What you should do: For each line of the data below that holds "запрета", copy the line.

[Element data from apps and pages]
□ □ □ □ □ □ □
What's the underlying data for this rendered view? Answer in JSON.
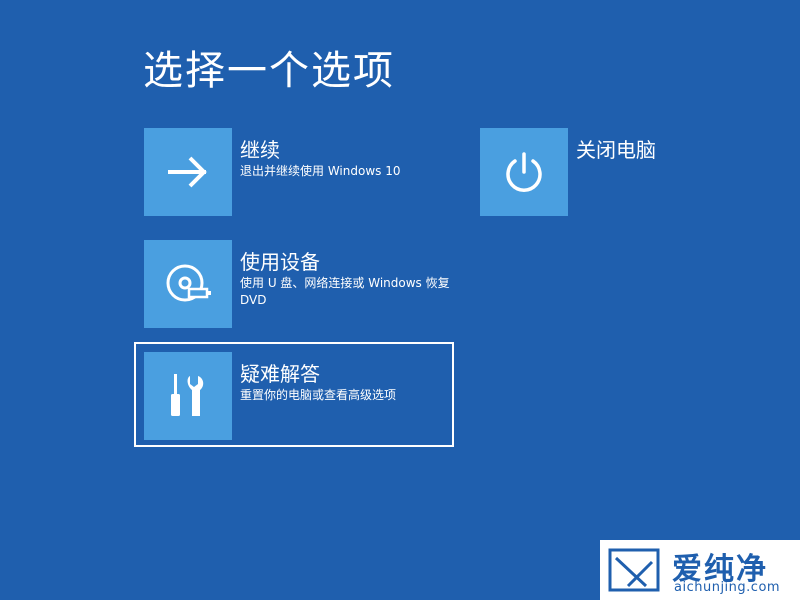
{
  "page": {
    "title": "选择一个选项"
  },
  "options": {
    "continue": {
      "label": "继续",
      "description": "退出并继续使用 Windows 10",
      "icon": "arrow-right-icon"
    },
    "use_device": {
      "label": "使用设备",
      "description": "使用 U 盘、网络连接或 Windows 恢复 DVD",
      "icon": "disc-usb-icon"
    },
    "troubleshoot": {
      "label": "疑难解答",
      "description": "重置你的电脑或查看高级选项",
      "icon": "tools-icon",
      "focused": true
    },
    "shutdown": {
      "label": "关闭电脑",
      "icon": "power-icon"
    }
  },
  "watermark": {
    "brand": "爱纯净",
    "site": "aichunjing.com"
  },
  "colors": {
    "background": "#1f5fae",
    "tile": "#4a9fe0",
    "text": "#ffffff",
    "focus_border": "#ffffff"
  }
}
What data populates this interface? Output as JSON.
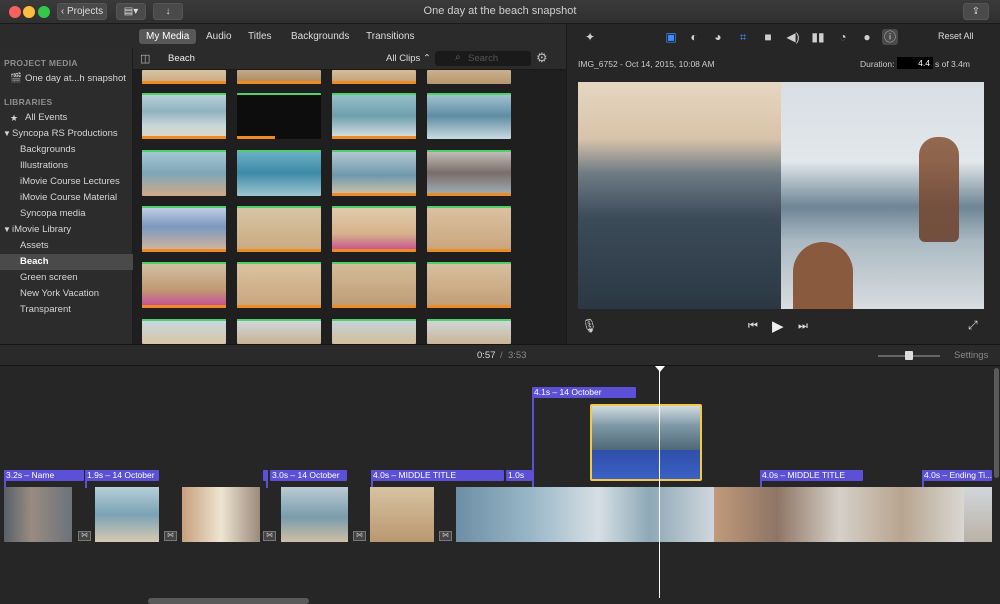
{
  "window": {
    "title": "One day at the beach snapshot",
    "projects_button": "Projects",
    "colors": {
      "close": "#fc605c",
      "minimize": "#fdbc40",
      "zoom": "#34c84a",
      "accent": "#5b50d6",
      "selection": "#f2c94c"
    }
  },
  "media_tabs": [
    "My Media",
    "Audio",
    "Titles",
    "Backgrounds",
    "Transitions"
  ],
  "sidebar": {
    "project_media_header": "PROJECT MEDIA",
    "project_item": "One day at...h snapshot",
    "libraries_header": "LIBRARIES",
    "all_events": "All Events",
    "library_1": "Syncopa RS Productions",
    "library_1_events": [
      "Backgrounds",
      "Illustrations",
      "iMovie Course Lectures",
      "iMovie Course Material",
      "Syncopa media"
    ],
    "library_2": "iMovie Library",
    "library_2_events": [
      "Assets",
      "Beach",
      "Green screen",
      "New York Vacation",
      "Transparent"
    ],
    "selected": "Beach"
  },
  "browser": {
    "event_name": "Beach",
    "filter": "All Clips",
    "search_placeholder": "Search"
  },
  "viewer": {
    "clip_info": "IMG_6752 - Oct 14, 2015, 10:08 AM",
    "duration_label": "Duration:",
    "duration_value": "4.4",
    "duration_suffix": "s of 3.4m",
    "reset_all": "Reset All",
    "tool_icons": [
      "enhance-wand-icon",
      "crop-rect-icon",
      "color-balance-icon",
      "color-correction-icon",
      "crop-icon",
      "stabilization-icon",
      "volume-icon",
      "equalizer-icon",
      "speed-icon",
      "noise-icon",
      "info-icon"
    ]
  },
  "timeline_header": {
    "current_time": "0:57",
    "separator": "/",
    "total_time": "3:53",
    "settings": "Settings",
    "zoom_level": 0.5
  },
  "timeline": {
    "titles": [
      "3.2s – Name",
      "1.9s – 14 October",
      "3.0s – 14 October",
      "4.0s – MIDDLE TITLE",
      "1.0s",
      "4.1s – 14 October",
      "4.0s – MIDDLE TITLE",
      "4.0s – Ending Ti..."
    ]
  }
}
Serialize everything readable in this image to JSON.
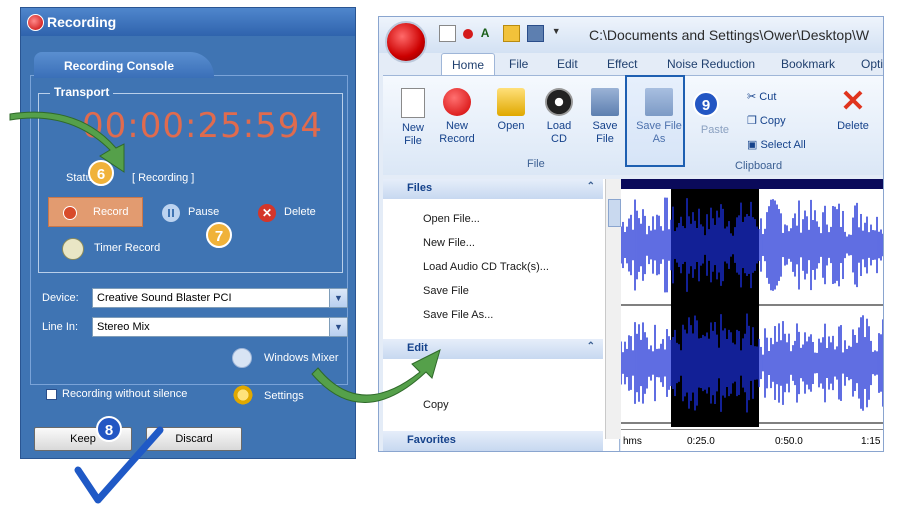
{
  "recording_window": {
    "title": "Recording",
    "console_tab": "Recording Console",
    "transport_label": "Transport",
    "time": "00:00:25:594",
    "status_label": "Status:",
    "status_value": "[ Recording ]",
    "record_label": "Record",
    "pause_label": "Pause",
    "delete_label": "Delete",
    "timer_record_label": "Timer Record",
    "device_label": "Device:",
    "device_value": "Creative Sound Blaster PCI",
    "line_in_label": "Line In:",
    "line_in_value": "Stereo Mix",
    "windows_mixer_label": "Windows Mixer",
    "recording_without_silence_label": "Recording without silence",
    "settings_label": "Settings",
    "keep_label": "Keep",
    "discard_label": "Discard"
  },
  "badges": [
    "6",
    "7",
    "8",
    "9"
  ],
  "editor_window": {
    "title": "C:\\Documents and Settings\\Ower\\Desktop\\W",
    "tabs": [
      "Home",
      "File",
      "Edit",
      "Effect",
      "Noise Reduction",
      "Bookmark",
      "Opti"
    ],
    "active_tab": "Home",
    "ribbon_buttons": [
      {
        "label": "New File",
        "icon": "new-file-icon"
      },
      {
        "label": "New Record",
        "icon": "record-icon"
      },
      {
        "label": "Open",
        "icon": "folder-icon"
      },
      {
        "label": "Load CD",
        "icon": "cd-icon"
      },
      {
        "label": "Save File",
        "icon": "save-icon"
      },
      {
        "label": "Save File As",
        "icon": "save-as-icon"
      }
    ],
    "group_file_label": "File",
    "paste_label": "Paste",
    "clipboard_items": [
      "Cut",
      "Copy",
      "Select All"
    ],
    "group_clipboard_label": "Clipboard",
    "delete_label": "Delete",
    "panel_files_header": "Files",
    "panel_files_items": [
      "Open File...",
      "New File...",
      "Load Audio CD Track(s)...",
      "Save File",
      "Save File As..."
    ],
    "panel_edit_header": "Edit",
    "panel_edit_items": [
      "Copy"
    ],
    "panel_favorites_header": "Favorites",
    "ruler_labels": [
      "hms",
      "0:25.0",
      "0:50.0",
      "1:15"
    ]
  },
  "colors": {
    "console_blue": "#3f74b3",
    "time_orange": "#e06b4e",
    "wave_blue": "#1b2fd6",
    "selection_black": "#000000",
    "badge_yellow": "#f0b23a",
    "badge_blue": "#2356c3"
  }
}
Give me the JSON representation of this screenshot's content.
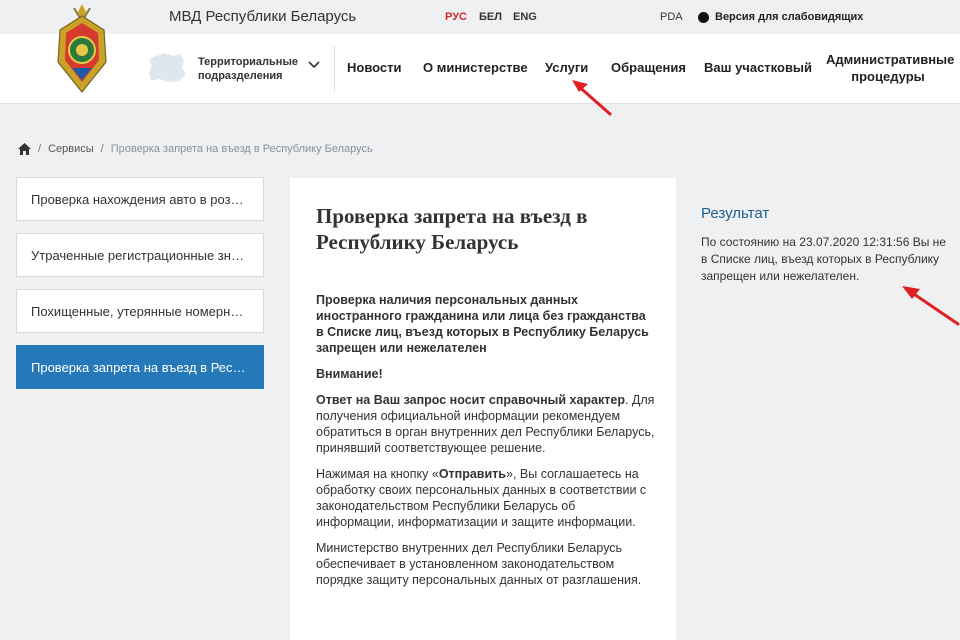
{
  "topbar": {
    "site_title": "МВД Республики Беларусь",
    "languages": [
      "РУС",
      "БЕЛ",
      "ENG"
    ],
    "active_language": "РУС",
    "pda_label": "PDA",
    "vision_label": "Версия для слабовидящих"
  },
  "header": {
    "territorial_line1": "Территориальные",
    "territorial_line2": "подразделения",
    "nav": [
      "Новости",
      "О министерстве",
      "Услуги",
      "Обращения",
      "Ваш участковый"
    ],
    "admin_line1": "Административные",
    "admin_line2": "процедуры"
  },
  "breadcrumb": {
    "services": "Сервисы",
    "current": "Проверка запрета на въезд в Республику Беларусь"
  },
  "sidebar": {
    "items": [
      {
        "label": "Проверка нахождения авто в розыске",
        "active": false
      },
      {
        "label": "Утраченные регистрационные знаки",
        "active": false
      },
      {
        "label": "Похищенные, утерянные номерные знаки",
        "active": false
      },
      {
        "label": "Проверка запрета на въезд в Республику Беларусь",
        "active": true
      }
    ]
  },
  "main": {
    "title": "Проверка запрета на въезд в Республику Беларусь",
    "intro_bold": "Проверка наличия персональных данных иностранного гражданина или лица без гражданства в Списке лиц, въезд которых в Республику Беларусь запрещен или нежелателен",
    "attention": "Внимание!",
    "reference_bold": "Ответ на Ваш запрос носит справочный характер",
    "reference_rest": ". Для получения официальной информации рекомендуем обратиться в орган внутренних дел Республики Беларусь, принявший соответствующее решение.",
    "consent_before": "Нажимая на кнопку «",
    "consent_button": "Отправить",
    "consent_after": "», Вы соглашаетесь на обработку своих персональных данных в соответствии с законодательством Республики Беларусь об информации, информатизации и защите информации.",
    "ministry_text": "Министерство внутренних дел Республики Беларусь обеспечивает в установленном законодательством порядке защиту персональных данных от разглашения."
  },
  "result": {
    "title": "Результат",
    "line1": "По состоянию на 23.07.2020 12:31:56 Вы не",
    "line2": "в Списке лиц, въезд которых в Республику",
    "line3": "запрещен или нежелателен."
  },
  "colors": {
    "accent_blue": "#2679b8",
    "active_language_red": "#d02a2a",
    "annotation_arrow_red": "#e02020",
    "result_title_blue": "#1f5e8e"
  }
}
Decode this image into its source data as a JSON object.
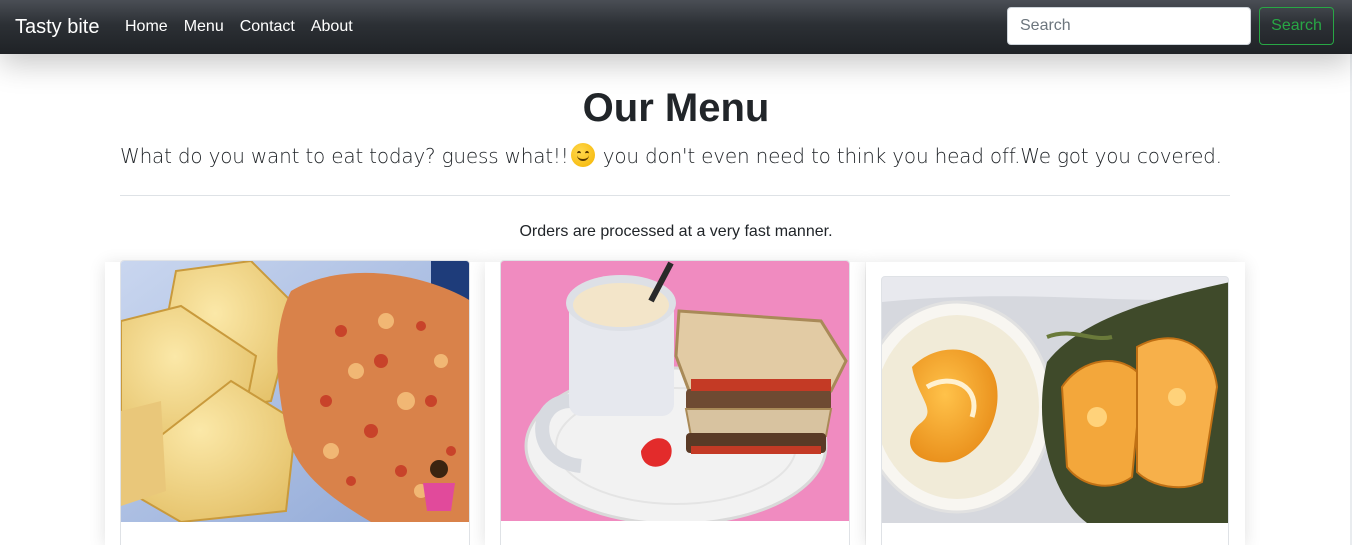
{
  "navbar": {
    "brand": "Tasty bite",
    "links": [
      "Home",
      "Menu",
      "Contact",
      "About"
    ],
    "search": {
      "placeholder": "Search",
      "button_label": "Search"
    }
  },
  "main": {
    "title": "Our Menu",
    "lead_before": "What do you want to eat today? guess what!!",
    "lead_after": " you don't even need to think you head off.We got you covered.",
    "note": "Orders are processed at a very fast manner."
  },
  "cards": [
    {
      "image": "yam-and-egg-sauce"
    },
    {
      "image": "tea-and-sandwich"
    },
    {
      "image": "pap-and-moi-moi"
    }
  ]
}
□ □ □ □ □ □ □
Exercise output:
    "current": "Проверка запрета на въезд в Республику Беларусь"
        "label": "Проверка запрета на въезд в Республику Беларусь",
    "title": "Проверка запрета на въезд в Республику Беларусь",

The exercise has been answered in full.